== To do ==
Could you copy out all the lines in the material below where the word "product" occurs?

== Records provided ==
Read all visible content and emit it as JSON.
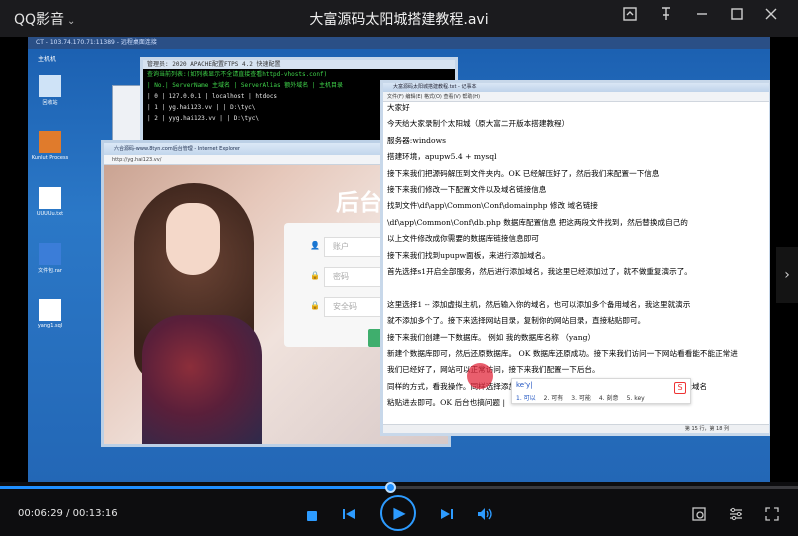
{
  "app": {
    "name": "QQ影音",
    "title": "大富源码太阳城搭建教程.avi"
  },
  "remote": {
    "bar_text": "CT - 103.74.170.71:11389 - 远程桌面连接",
    "desktop_label": "主机机"
  },
  "desktop_icons": [
    {
      "label": "回收站",
      "color": "#cfe3f7"
    },
    {
      "label": "Kunlut Process",
      "color": "#e07b2c"
    },
    {
      "label": "UUUUu.txt",
      "color": "#ffffff"
    },
    {
      "label": "文件包.rar",
      "color": "#3b7dd8"
    },
    {
      "label": "yang1.sql",
      "color": "#ffffff"
    }
  ],
  "cmd": {
    "title": "管理员: 2020 APACHE配置FTPS 4.2 快速配置",
    "lines": [
      {
        "text": "查询当前列表:(如列表显示不全请直接查看httpd-vhosts.conf)",
        "style": "g1"
      },
      {
        "text": "",
        "style": "g2"
      },
      {
        "text": "| No.| ServerName  主域名  | ServerAlias  额外域名 | 主机目录",
        "style": "g1"
      },
      {
        "text": "| 0 | 127.0.0.1     | localhost          | htdocs",
        "style": "g2"
      },
      {
        "text": "| 1 | yg.hai123.vv  |                    | D:\\tyc\\",
        "style": "g2"
      },
      {
        "text": "| 2 | yyg.hai123.vv |                    | D:\\tyc\\",
        "style": "g2"
      }
    ]
  },
  "ie": {
    "title": "六合源码-www.8tyn.com后台管理 - Internet Explorer",
    "address": "http://yg.hai123.vv/",
    "brand": "后台",
    "fields": [
      {
        "icon": "👤",
        "placeholder": "账户"
      },
      {
        "icon": "🔒",
        "placeholder": "密码"
      },
      {
        "icon": "🔒",
        "placeholder": "安全码"
      }
    ],
    "login_label": "登"
  },
  "notepad": {
    "title": "大富源码太阳城搭建教程.txt - 记事本",
    "menu": "文件(F)  编辑(E)  格式(O)  查看(V)  帮助(H)",
    "lines": [
      "大家好",
      "今天给大家录制个太阳城（原大富二开版本搭建教程）",
      "服务器:windows",
      "搭建环境，apupw5.4 + mysql",
      "接下来我们把源码解压到文件夹内。OK 已经解压好了，然后我们来配置一下信息",
      "接下来我们修改一下配置文件以及域名链接信息",
      "找到文件\\df\\app\\Common\\Conf\\domainphp 修改 域名链接",
      "\\df\\app\\Common\\Conf\\db.php  数据库配置信息  把这两段文件找到，然后替换成自己的",
      "以上文件修改成你需要的数据库链接信息即可",
      "接下来我们找到upupw面板，来进行添加域名。",
      "首先选择s1开启全部服务，然后进行添加域名，我这里已经添加过了，就不做重复演示了。",
      "",
      "这里选择1 -- 添加虚拟主机，然后输入你的域名，也可以添加多个备用域名，我这里就演示",
      "就不添加多个了。接下来选择网站目录，复制你的网站目录，直接粘贴即可。",
      "接下来我们创建一下数据库。  例如 我的数据库名称 （yang）",
      "新建个数据库即可，然后还原数据库。 OK 数据库还原成功。接下来我们访问一下网站看看能不能正常进",
      "我们已经好了，网站可以正常访问，接下来我们配置一下后台。",
      "同样的方式，看我操作。同样选择添加主机，然后输入你的后台域名，找到admin的个目录域名",
      "粘贴进去即可。OK 后台也搞问题 |"
    ],
    "status": "第 15 行，第 18 列"
  },
  "ime": {
    "input": "ke'y|",
    "candidates": [
      "1. 可以",
      "2. 可有",
      "3. 可能",
      "4. 刻意",
      "5. key"
    ],
    "logo": "S"
  },
  "playback": {
    "current": "00:06:29",
    "total": "00:13:16",
    "progress": 0.489
  },
  "colors": {
    "accent": "#2d9bff"
  }
}
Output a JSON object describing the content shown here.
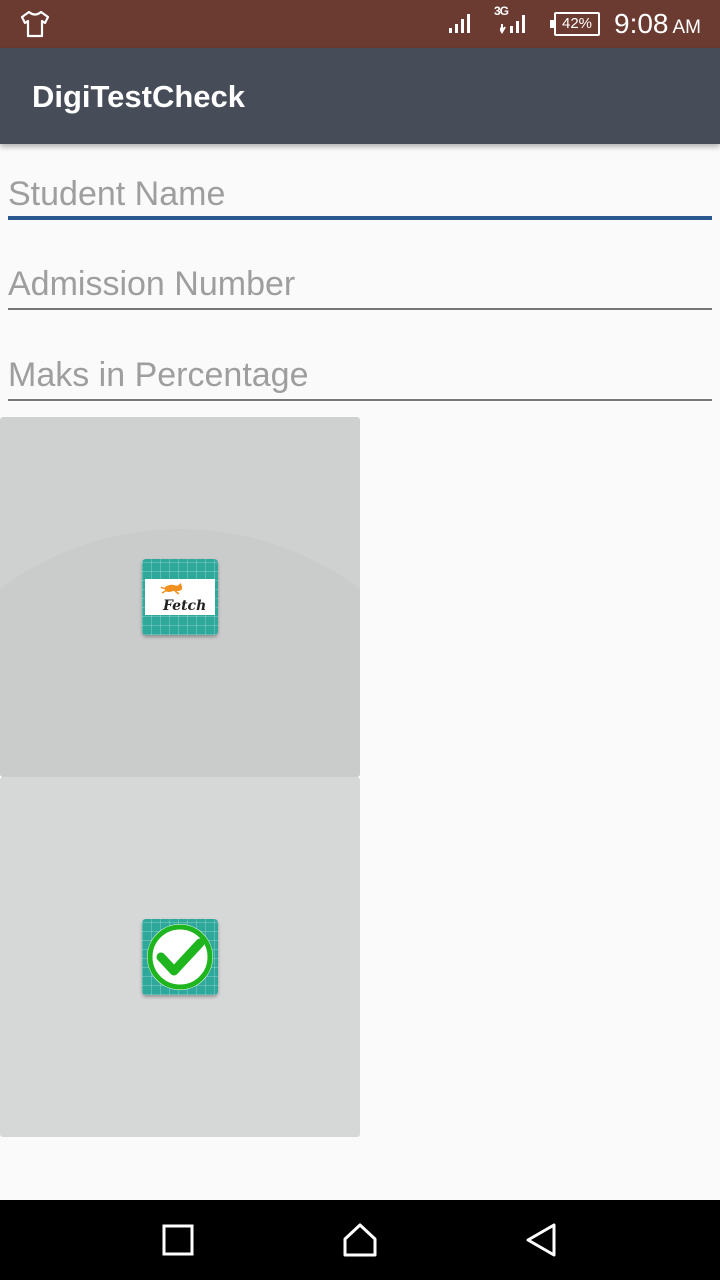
{
  "status_bar": {
    "battery": "42%",
    "time": "9:08",
    "ampm": "AM",
    "network_label": "3G",
    "icons": [
      "shirt-icon",
      "signal-icon",
      "3g-signal-icon",
      "battery-icon"
    ]
  },
  "app_bar": {
    "title": "DigiTestCheck"
  },
  "form": {
    "student_name_placeholder": "Student Name",
    "admission_number_placeholder": "Admission Number",
    "marks_placeholder": "Maks in Percentage"
  },
  "buttons": {
    "fetch": {
      "icon": "fetch-logo-icon",
      "logo_text": "Fetch"
    },
    "submit": {
      "icon": "green-check-icon"
    }
  },
  "nav_bar": {
    "icons": [
      "recents-square-icon",
      "home-icon",
      "back-icon"
    ]
  },
  "colors": {
    "status_bar": "#6b3a30",
    "app_bar": "#474d58",
    "focus_underline": "#2a5a8f",
    "tile": "#2ea89a",
    "check_green": "#1fb51f"
  }
}
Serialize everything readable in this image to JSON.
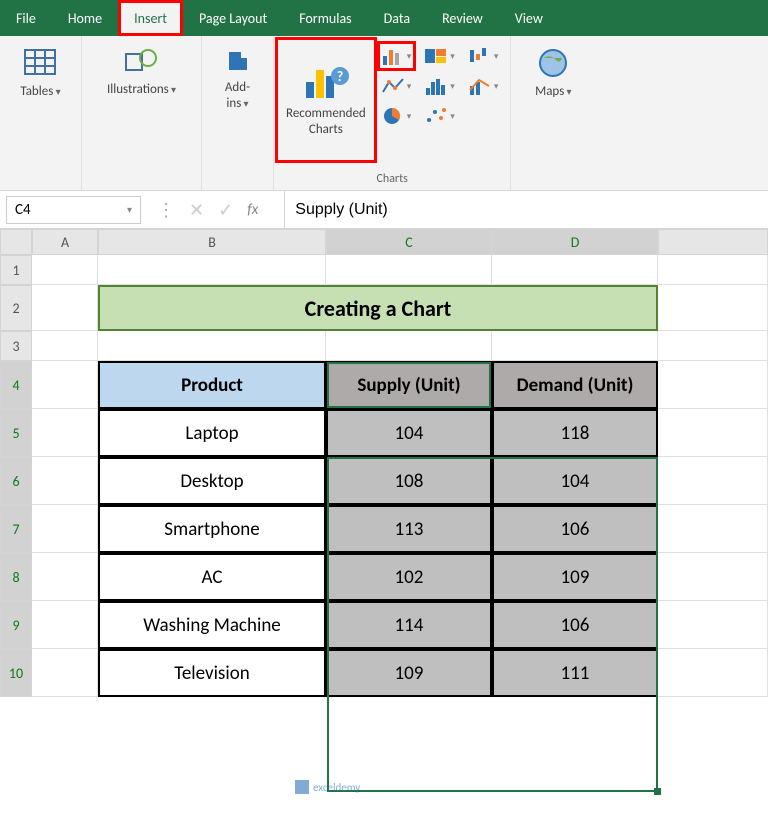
{
  "tabs": {
    "file": "File",
    "home": "Home",
    "insert": "Insert",
    "page_layout": "Page Layout",
    "formulas": "Formulas",
    "data": "Data",
    "review": "Review",
    "view": "View"
  },
  "ribbon": {
    "tables": "Tables",
    "illustrations": "Illustrations",
    "addins": "Add-\nins",
    "recommended_charts": "Recommended\nCharts",
    "charts_group": "Charts",
    "maps": "Maps"
  },
  "namebox": "C4",
  "formula_value": "Supply (Unit)",
  "columns": [
    "A",
    "B",
    "C",
    "D"
  ],
  "rows": [
    "1",
    "2",
    "3",
    "4",
    "5",
    "6",
    "7",
    "8",
    "9",
    "10"
  ],
  "sheet": {
    "title": "Creating a Chart",
    "headers": {
      "product": "Product",
      "supply": "Supply (Unit)",
      "demand": "Demand (Unit)"
    },
    "data": [
      {
        "product": "Laptop",
        "supply": 104,
        "demand": 118
      },
      {
        "product": "Desktop",
        "supply": 108,
        "demand": 104
      },
      {
        "product": "Smartphone",
        "supply": 113,
        "demand": 106
      },
      {
        "product": "AC",
        "supply": 102,
        "demand": 109
      },
      {
        "product": "Washing Machine",
        "supply": 114,
        "demand": 106
      },
      {
        "product": "Television",
        "supply": 109,
        "demand": 111
      }
    ]
  },
  "watermark": "exceldemy"
}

== Solution below ==
      "product": "Product",
        "product": "Laptop",
        "product": "Desktop",
        "product": "Smartphone",
        "product": "AC",
        "product": "Washing Machine",
        "product": "Television",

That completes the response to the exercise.